On Friday night at dinner with my parents at Casa Rustica, a nearby Italian restaurant with an excellent wine list and a wonderful selection of Italian reds, my appetizer was a mushroom strudel and my main course was a filet mignon wrapped in pancetta and cooked in a Barolo sauce.  The wine I chose was the 2005 Beni di Batasiolo Barbaresco, made of Nebbiolo from the Piedmont region of Italy.  The wine is dark red in color, and at first the aroma mainly was of damp earth and shavings of new American oak barrels, and as it opened, it took on characteristics of dark fruits and berries.  The earthy nature of the wine paired very nicely with the mushrooms, and the fruit characteristics that followed were a wonderful match for the filet mignon and the salty pancetta.  The texture of the elegant wine is very smooth, and the finish is lovely.  I’ll admit I have not come across a Barbaresco that I haven’t liked, but this one is very nice and I would go for it again anytime, it is elegant yet unpretentious and a very enjoyable wine.

Saturday at dinner with friends, I was introduced to a new Chianti with Italian antipasti.  The wine is the 2006 Donna Laura Bramosia Chianti Classico, a blend of Sangiovese and Merlot.  Deep red in color and with aromas of red fruit and cherry, spice, and oak, the wine is smooth and nicely balanced and not overpowering in any way, with a respectable finish.  Very drinkable with Italian fare or on its own, Donna Laura Bramosia is well put together but uncomplicated and quite approachable.  This wine is an excellent alternative for those who find some Chiantis to be a bit on the acidic side, as the wine has a very pleasant texture to accompany the enjoyable flavor.

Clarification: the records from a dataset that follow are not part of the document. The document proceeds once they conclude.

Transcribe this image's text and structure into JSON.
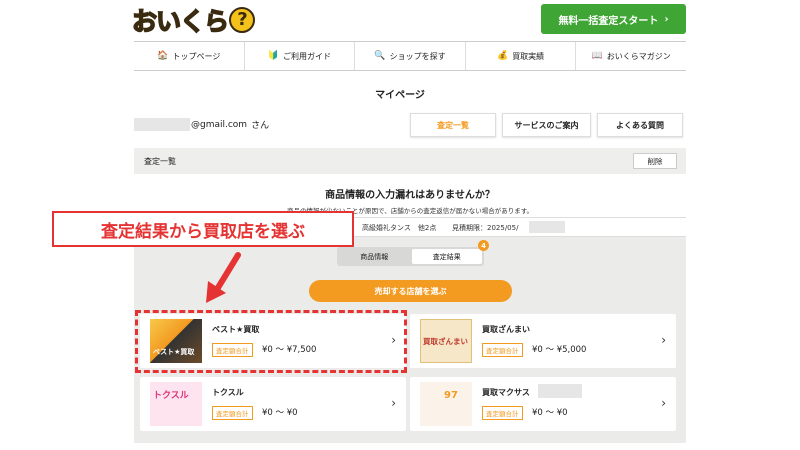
{
  "header": {
    "logo_text": "おいくら",
    "logo_mark": "?",
    "cta_label": "無料一括査定スタート",
    "cta_arrow": "›"
  },
  "nav": [
    {
      "label": "トップページ",
      "icon": "house-icon",
      "glyph": "🏠"
    },
    {
      "label": "ご利用ガイド",
      "icon": "beginner-mark-icon",
      "glyph": "🔰"
    },
    {
      "label": "ショップを探す",
      "icon": "search-icon",
      "glyph": "🔍"
    },
    {
      "label": "買取実績",
      "icon": "yen-coin-icon",
      "glyph": "💰"
    },
    {
      "label": "おいくらマガジン",
      "icon": "book-icon",
      "glyph": "📖"
    }
  ],
  "page": {
    "title": "マイページ",
    "user_email_suffix": "@gmail.com",
    "user_honorific": "さん"
  },
  "top_buttons": [
    {
      "label": "査定一覧",
      "active": true
    },
    {
      "label": "サービスのご案内",
      "active": false
    },
    {
      "label": "よくある質問",
      "active": false
    }
  ],
  "section": {
    "title": "査定一覧",
    "delete_label": "削除"
  },
  "notice": {
    "title": "商品情報の入力漏れはありませんか？",
    "subtitle": "商品の情報が少ないことが原因で、店舗からの査定返信が届かない場合があります。"
  },
  "item": {
    "summary": "高級婚礼タンス　他2点",
    "deadline": "見積期限：2025/05/"
  },
  "tabs": [
    {
      "label": "商品情報",
      "active": false
    },
    {
      "label": "査定結果",
      "active": true
    }
  ],
  "badge_count": "4",
  "sell_button_label": "売却する店舗を選ぶ",
  "shops": [
    {
      "name": "ベスト★買取",
      "tag": "査定額合計",
      "price": "¥0 〜 ¥7,500",
      "thumb": "best"
    },
    {
      "name": "買取ざんまい",
      "tag": "査定額合計",
      "price": "¥0 〜 ¥5,000",
      "thumb": "zanmai"
    },
    {
      "name": "トクスル",
      "tag": "査定額合計",
      "price": "¥0 〜 ¥0",
      "thumb": "tokusuru"
    },
    {
      "name": "買取マクサス",
      "tag": "査定額合計",
      "price": "¥0 〜 ¥0",
      "thumb": "makusasu"
    }
  ],
  "annotation": {
    "callout_text": "査定結果から買取店を選ぶ"
  },
  "colors": {
    "accent": "#f39a21",
    "cta_green": "#3fa535",
    "annotation_red": "#e53333"
  }
}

With Saturday’s main course of pasta in a marinara sauce, meatballs, Italian sausage, and pork braciole, the pairing was the 2007 Cesari Mara Ripasso Valpolicella Superiore, a blend of Corvina, Rondinella, and Molinara.  I took a special liking to this wine actually.  It is a dark purple color with a deep ruby rim and displays characteristics of dark fruit, berries, and plum, with a nice ripeness and gentle spiciness.  The Valpolicella had great presence and texture and a lasting finish that paired absolutely perfectly with the very traditional Italian dinner.

I have always liked most Italian red wines, some being among my all-time favorites, but the variety of wines this weekend was especially enjoyable, particularly with such wonderful company.